Baseball-sized hail was reported near Stephenville, about 70 miles southwest of Fort Worth, and motorists were reporting damage to vehicles, according to the Associated Press. National Weather Service meteorologists also received reports of shingles being blown from rooftops, according to the Fort Worth Star-Telegram.
Stephenville police say shelters have opened at the city library and other locations. Many of the storms moved slowly, and the torrential rains led to serious flooding in several areas, including Rio Vista

Afghanistan Landslide Kills More Than 50 in Remote Badakhshan Province

At least 52 people died Tuesday in a large landslide in northeastern Afghanistan, according to a provincial official.
The landslide cut off parts of Badakhshan province from the rest of the country, covering the entire area in snow, according to provincial governor Waliullah Adeeb. Because the area is only accessible from the air, rescue efforts have been severely hampered.
Landslides are frequent in Badakhshan during this time of year, as the snow melts and the ground becomes unstable. It's one of the poorest and least-developed regions of Afghanistan.
Tuesday's landslide struck early in the morning in the province's Khawahan district, near Afghanistan's border with Tajikistan. The isolated area is located about 200 kilometers (124 miles) from the provincial capital, Faizabad.
There are no roads leading to it and "the only way to reach it is by helicopter," Adeeb said. "We won't be able to get there today. We are preparing to go to the area and are waiting for the choppers to take us there."
The deputy head of Afghanistan's National Disaster Management Authority, Mohammad Islam Sayas, said initial reports suggest the avalanche struck only one village but it was likely to have been completely wiped out.

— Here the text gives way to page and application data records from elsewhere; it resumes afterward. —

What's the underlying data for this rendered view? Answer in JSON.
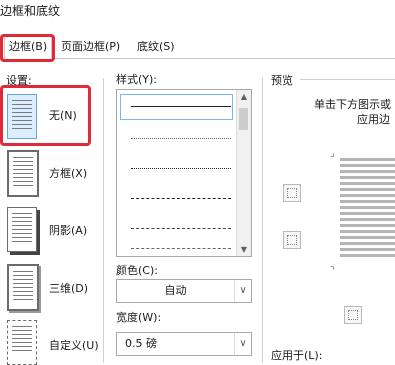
{
  "window": {
    "title": "边框和底纹"
  },
  "tabs": [
    {
      "label": "边框(B)",
      "active": true
    },
    {
      "label": "页面边框(P)"
    },
    {
      "label": "底纹(S)"
    }
  ],
  "settings": {
    "label": "设置:",
    "items": [
      {
        "label": "无(N)",
        "selected": true
      },
      {
        "label": "方框(X)"
      },
      {
        "label": "阴影(A)"
      },
      {
        "label": "三维(D)"
      },
      {
        "label": "自定义(U)"
      }
    ]
  },
  "style": {
    "label": "样式(Y):",
    "line_styles": [
      "solid",
      "dotted-fine",
      "dotted",
      "dashed",
      "dash-dot",
      "dash-dot-dot"
    ]
  },
  "color": {
    "label": "颜色(C):",
    "value": "自动"
  },
  "width": {
    "label": "宽度(W):",
    "value": "0.5 磅"
  },
  "preview": {
    "label": "预览",
    "hint_line1": "单击下方图示或",
    "hint_line2": "应用边",
    "apply_label": "应用于(L):"
  },
  "colors": {
    "highlight": "#e02a3a",
    "selected_bg": "#dbeeff"
  }
}
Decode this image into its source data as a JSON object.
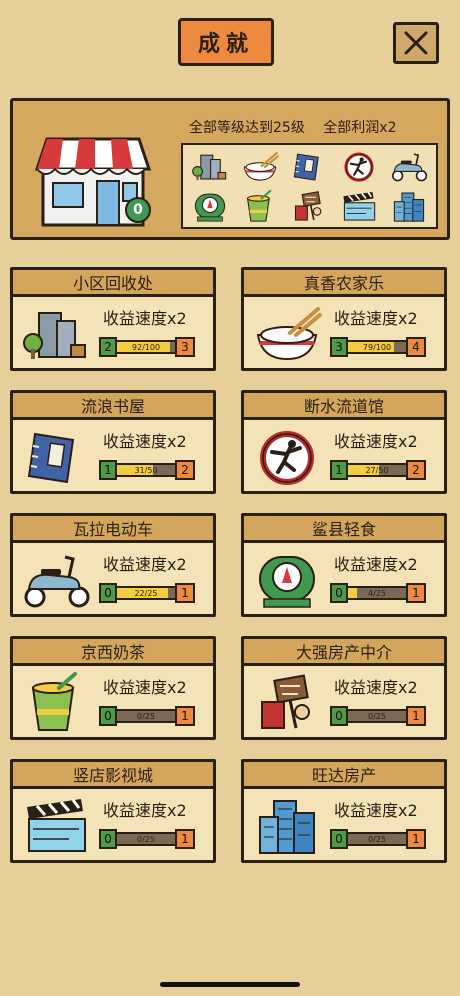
{
  "header": {
    "title": "成就",
    "close_label": "✕"
  },
  "summary": {
    "goal_text": "全部等级达到25级",
    "reward_text": "全部利润x2",
    "shop_level": "0",
    "icons": [
      "building-icon",
      "rice-bowl-icon",
      "book-icon",
      "karate-icon",
      "scooter-icon",
      "tea-badge-icon",
      "milk-tea-icon",
      "agency-icon",
      "clapper-icon",
      "tower-icon"
    ]
  },
  "cards": [
    {
      "name": "小区回收处",
      "speed": "收益速度x2",
      "level": "2",
      "progress": "92/100",
      "fill": 0.92,
      "next": "3",
      "icon": "building-icon"
    },
    {
      "name": "真香农家乐",
      "speed": "收益速度x2",
      "level": "3",
      "progress": "79/100",
      "fill": 0.79,
      "next": "4",
      "icon": "rice-bowl-icon"
    },
    {
      "name": "流浪书屋",
      "speed": "收益速度x2",
      "level": "1",
      "progress": "31/50",
      "fill": 0.62,
      "next": "2",
      "icon": "book-icon"
    },
    {
      "name": "断水流道馆",
      "speed": "收益速度x2",
      "level": "1",
      "progress": "27/50",
      "fill": 0.54,
      "next": "2",
      "icon": "karate-icon"
    },
    {
      "name": "瓦拉电动车",
      "speed": "收益速度x2",
      "level": "0",
      "progress": "22/25",
      "fill": 0.88,
      "next": "1",
      "icon": "scooter-icon"
    },
    {
      "name": "鲨县轻食",
      "speed": "收益速度x2",
      "level": "0",
      "progress": "4/25",
      "fill": 0.16,
      "next": "1",
      "icon": "tea-badge-icon"
    },
    {
      "name": "京西奶茶",
      "speed": "收益速度x2",
      "level": "0",
      "progress": "0/25",
      "fill": 0,
      "next": "1",
      "icon": "milk-tea-icon"
    },
    {
      "name": "大强房产中介",
      "speed": "收益速度x2",
      "level": "0",
      "progress": "0/25",
      "fill": 0,
      "next": "1",
      "icon": "agency-icon"
    },
    {
      "name": "竖店影视城",
      "speed": "收益速度x2",
      "level": "0",
      "progress": "0/25",
      "fill": 0,
      "next": "1",
      "icon": "clapper-icon"
    },
    {
      "name": "旺达房产",
      "speed": "收益速度x2",
      "level": "0",
      "progress": "0/25",
      "fill": 0,
      "next": "1",
      "icon": "tower-icon"
    }
  ]
}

The Weather Channel App Prompts Texas Family to Take Cover; Mom Finds 'Message' In Debris

Severe storms swept through Texas on Sunday, spawning at least 10 tornadoes that left a path of destruction in their wake. Yet amid the chaos, one Texas mom says nature left a message on her car.
Tiffany Chioles of Shepherd, Texas, posted a picture of pine needles that spelled out "hi" to The Weather Channel Facebook page. She believes she and her family were being protected during Sunday's storm in San Jacinto County.
"We had gotten a tornado warning from The Weather Channel app on my phone just three or four minutes before it was right on top of us," she wrote on our Facebook page. "Myself and my husband were covering our children with a mattress topper – and ourselves – because that's all we had time to do." 
After the storm passed, the family went to look at the damage. Trees were uprooted; an oak tree missed the bedroom she and her family were hiding in by mere feet.
But when she saw the pine needles delicately spelling "hi," she stoppped in her tracks.
"I took as God saying 'Hi! Just wanted you to know I was with you!' I just stood in awe for a few minutes and just took it all in."
A National Weather Service survey determined the damage in Shepherd was caused by powerful straight-line winds. The family's story, and their photos, are more proof that you should never ingore severe weather warnings